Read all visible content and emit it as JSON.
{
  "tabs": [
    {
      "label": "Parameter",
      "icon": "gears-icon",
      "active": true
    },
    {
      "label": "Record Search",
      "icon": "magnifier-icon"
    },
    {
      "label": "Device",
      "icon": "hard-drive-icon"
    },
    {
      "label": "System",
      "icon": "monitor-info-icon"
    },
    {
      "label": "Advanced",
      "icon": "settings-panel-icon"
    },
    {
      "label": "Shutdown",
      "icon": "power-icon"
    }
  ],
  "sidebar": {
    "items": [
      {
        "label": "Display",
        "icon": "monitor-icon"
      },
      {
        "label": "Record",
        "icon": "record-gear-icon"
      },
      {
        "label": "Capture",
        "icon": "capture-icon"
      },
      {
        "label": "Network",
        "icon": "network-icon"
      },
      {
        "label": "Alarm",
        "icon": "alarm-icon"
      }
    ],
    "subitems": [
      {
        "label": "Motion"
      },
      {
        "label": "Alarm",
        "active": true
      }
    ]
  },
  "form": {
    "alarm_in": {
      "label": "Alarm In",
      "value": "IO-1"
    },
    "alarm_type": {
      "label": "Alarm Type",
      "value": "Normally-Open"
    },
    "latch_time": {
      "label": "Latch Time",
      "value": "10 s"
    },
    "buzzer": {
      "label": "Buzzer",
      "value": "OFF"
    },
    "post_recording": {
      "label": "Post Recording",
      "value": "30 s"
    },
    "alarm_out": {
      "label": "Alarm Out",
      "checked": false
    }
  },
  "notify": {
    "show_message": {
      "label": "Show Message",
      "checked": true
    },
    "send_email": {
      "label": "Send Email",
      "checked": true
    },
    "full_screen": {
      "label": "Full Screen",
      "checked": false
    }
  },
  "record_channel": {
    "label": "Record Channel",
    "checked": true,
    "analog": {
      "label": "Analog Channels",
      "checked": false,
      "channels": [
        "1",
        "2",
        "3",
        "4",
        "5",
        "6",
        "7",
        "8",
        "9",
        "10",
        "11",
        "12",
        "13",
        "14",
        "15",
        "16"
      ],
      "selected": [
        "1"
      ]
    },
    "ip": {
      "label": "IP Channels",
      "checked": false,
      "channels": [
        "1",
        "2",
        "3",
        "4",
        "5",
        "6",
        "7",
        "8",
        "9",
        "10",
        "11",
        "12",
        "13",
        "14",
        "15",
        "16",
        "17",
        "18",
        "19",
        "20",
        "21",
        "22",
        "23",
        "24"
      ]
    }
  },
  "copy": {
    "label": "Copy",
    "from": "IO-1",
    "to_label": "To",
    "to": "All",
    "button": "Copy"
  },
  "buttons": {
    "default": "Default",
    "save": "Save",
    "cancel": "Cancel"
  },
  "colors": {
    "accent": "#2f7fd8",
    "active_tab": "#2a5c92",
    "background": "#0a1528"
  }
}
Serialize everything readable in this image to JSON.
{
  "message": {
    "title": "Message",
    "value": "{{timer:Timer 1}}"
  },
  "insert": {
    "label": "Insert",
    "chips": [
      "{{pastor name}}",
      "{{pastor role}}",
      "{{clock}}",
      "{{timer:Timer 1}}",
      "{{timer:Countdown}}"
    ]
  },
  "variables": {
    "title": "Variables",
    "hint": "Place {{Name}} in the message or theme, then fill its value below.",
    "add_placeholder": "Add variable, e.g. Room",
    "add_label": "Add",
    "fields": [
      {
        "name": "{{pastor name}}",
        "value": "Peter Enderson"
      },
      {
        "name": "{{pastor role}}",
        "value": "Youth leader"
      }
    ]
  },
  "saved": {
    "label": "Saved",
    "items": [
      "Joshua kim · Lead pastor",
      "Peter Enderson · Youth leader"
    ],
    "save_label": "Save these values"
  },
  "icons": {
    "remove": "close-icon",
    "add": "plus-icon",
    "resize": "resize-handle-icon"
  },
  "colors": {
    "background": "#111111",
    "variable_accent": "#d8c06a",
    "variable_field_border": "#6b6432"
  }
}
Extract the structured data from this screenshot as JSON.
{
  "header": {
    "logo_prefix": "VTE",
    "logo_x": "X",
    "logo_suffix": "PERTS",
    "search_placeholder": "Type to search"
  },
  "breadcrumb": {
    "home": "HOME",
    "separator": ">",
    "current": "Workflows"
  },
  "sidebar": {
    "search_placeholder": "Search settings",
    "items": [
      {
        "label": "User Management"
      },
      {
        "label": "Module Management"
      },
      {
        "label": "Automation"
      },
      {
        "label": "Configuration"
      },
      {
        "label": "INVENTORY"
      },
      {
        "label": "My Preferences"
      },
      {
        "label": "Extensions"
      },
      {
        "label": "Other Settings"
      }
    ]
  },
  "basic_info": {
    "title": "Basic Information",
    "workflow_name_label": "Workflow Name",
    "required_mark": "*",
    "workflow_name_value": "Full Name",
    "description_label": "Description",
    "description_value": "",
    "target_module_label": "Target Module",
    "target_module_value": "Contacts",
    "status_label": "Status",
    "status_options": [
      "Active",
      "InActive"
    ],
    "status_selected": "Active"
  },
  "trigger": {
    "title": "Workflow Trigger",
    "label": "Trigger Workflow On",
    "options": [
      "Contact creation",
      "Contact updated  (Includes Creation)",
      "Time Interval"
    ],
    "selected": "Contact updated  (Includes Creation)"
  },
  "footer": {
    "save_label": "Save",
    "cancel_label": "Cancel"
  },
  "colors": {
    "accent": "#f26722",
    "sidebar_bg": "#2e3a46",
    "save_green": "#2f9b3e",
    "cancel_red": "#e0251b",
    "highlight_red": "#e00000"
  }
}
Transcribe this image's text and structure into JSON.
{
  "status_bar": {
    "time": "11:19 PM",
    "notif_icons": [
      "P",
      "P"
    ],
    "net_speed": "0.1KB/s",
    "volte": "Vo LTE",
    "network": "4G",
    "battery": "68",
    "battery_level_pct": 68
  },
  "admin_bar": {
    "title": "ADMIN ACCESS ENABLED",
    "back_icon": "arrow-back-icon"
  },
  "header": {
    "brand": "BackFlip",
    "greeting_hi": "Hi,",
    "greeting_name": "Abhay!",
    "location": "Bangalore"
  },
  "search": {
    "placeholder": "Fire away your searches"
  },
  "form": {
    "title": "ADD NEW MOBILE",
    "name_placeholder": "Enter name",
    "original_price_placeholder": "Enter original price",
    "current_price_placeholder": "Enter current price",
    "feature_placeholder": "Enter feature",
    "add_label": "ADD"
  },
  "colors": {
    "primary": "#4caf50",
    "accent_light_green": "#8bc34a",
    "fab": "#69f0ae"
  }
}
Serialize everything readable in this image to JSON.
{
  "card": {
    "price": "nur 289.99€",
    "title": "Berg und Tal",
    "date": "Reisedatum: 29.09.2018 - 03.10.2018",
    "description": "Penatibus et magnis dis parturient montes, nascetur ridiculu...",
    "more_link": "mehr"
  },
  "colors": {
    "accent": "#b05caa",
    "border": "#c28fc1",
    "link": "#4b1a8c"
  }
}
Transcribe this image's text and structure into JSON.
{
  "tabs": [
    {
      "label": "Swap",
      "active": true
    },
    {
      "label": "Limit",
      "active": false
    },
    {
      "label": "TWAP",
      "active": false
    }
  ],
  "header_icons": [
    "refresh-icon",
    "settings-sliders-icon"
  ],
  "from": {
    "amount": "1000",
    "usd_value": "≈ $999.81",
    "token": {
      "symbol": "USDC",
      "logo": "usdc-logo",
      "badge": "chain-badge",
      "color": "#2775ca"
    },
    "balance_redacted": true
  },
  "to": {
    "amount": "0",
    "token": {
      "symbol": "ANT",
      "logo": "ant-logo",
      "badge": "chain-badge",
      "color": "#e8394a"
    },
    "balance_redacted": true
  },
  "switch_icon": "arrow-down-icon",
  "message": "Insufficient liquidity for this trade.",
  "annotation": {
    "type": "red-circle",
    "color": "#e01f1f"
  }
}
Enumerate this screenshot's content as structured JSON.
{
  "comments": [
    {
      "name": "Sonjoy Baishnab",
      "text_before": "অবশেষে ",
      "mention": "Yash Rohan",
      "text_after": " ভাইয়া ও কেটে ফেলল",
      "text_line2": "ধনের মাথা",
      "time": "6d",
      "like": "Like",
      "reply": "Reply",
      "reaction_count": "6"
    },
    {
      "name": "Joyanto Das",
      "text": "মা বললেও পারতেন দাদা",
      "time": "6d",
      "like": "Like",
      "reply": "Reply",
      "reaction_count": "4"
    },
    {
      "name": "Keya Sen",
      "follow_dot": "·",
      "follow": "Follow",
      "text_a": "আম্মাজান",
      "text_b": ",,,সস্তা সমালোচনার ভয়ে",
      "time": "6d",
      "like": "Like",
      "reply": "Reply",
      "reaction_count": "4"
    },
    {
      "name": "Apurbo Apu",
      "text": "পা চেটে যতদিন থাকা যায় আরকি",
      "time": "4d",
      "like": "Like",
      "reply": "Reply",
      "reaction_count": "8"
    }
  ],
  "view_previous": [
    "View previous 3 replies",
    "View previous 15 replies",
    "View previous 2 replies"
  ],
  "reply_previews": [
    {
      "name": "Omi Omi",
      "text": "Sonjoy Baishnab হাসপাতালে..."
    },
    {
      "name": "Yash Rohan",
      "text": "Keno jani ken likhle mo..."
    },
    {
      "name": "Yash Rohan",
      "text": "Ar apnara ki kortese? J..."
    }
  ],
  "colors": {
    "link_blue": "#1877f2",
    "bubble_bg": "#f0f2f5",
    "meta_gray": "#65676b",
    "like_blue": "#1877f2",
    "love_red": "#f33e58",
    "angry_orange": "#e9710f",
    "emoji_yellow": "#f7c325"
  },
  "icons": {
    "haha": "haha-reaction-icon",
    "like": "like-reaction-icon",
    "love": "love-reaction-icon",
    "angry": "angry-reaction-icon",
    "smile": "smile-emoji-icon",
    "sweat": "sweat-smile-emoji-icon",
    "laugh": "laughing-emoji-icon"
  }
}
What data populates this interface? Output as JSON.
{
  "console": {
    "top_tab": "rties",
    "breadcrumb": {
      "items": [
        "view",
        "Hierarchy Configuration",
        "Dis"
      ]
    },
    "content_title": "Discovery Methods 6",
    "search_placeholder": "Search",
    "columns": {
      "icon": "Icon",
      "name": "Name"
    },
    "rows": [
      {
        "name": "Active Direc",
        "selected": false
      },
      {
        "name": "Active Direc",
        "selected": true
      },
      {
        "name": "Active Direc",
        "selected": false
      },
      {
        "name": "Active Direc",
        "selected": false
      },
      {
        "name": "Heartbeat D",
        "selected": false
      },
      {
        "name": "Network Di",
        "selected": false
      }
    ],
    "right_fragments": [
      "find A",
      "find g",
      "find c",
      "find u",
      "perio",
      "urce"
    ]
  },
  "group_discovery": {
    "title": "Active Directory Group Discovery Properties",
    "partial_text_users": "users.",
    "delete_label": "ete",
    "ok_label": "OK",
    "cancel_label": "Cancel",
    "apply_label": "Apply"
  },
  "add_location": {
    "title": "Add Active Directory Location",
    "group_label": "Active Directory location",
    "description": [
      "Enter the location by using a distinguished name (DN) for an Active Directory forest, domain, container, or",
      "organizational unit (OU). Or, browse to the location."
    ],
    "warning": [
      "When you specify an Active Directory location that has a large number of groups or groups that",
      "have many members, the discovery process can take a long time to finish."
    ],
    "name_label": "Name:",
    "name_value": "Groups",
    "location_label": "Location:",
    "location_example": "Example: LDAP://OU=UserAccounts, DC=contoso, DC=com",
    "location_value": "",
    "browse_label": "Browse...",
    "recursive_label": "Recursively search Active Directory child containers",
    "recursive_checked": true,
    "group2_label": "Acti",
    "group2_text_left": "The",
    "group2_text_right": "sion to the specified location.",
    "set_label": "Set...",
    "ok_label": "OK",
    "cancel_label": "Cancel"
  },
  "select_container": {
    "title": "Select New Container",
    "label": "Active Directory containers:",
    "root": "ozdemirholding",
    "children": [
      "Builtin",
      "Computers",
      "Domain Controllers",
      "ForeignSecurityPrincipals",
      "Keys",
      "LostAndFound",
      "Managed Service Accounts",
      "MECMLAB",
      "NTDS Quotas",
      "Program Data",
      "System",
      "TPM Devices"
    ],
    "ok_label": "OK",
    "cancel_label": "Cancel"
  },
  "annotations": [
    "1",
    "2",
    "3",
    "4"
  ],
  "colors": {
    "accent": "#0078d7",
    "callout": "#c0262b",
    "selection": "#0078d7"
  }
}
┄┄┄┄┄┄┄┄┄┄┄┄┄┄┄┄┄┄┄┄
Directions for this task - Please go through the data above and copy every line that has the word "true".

Solution -
      "active": true
        "active": true
      "checked": true
      "checked": true
    "checked": true,
      "active": true
    "balance_redacted": true
    "balance_redacted": true
        "selected": true
    "recursive_checked": true,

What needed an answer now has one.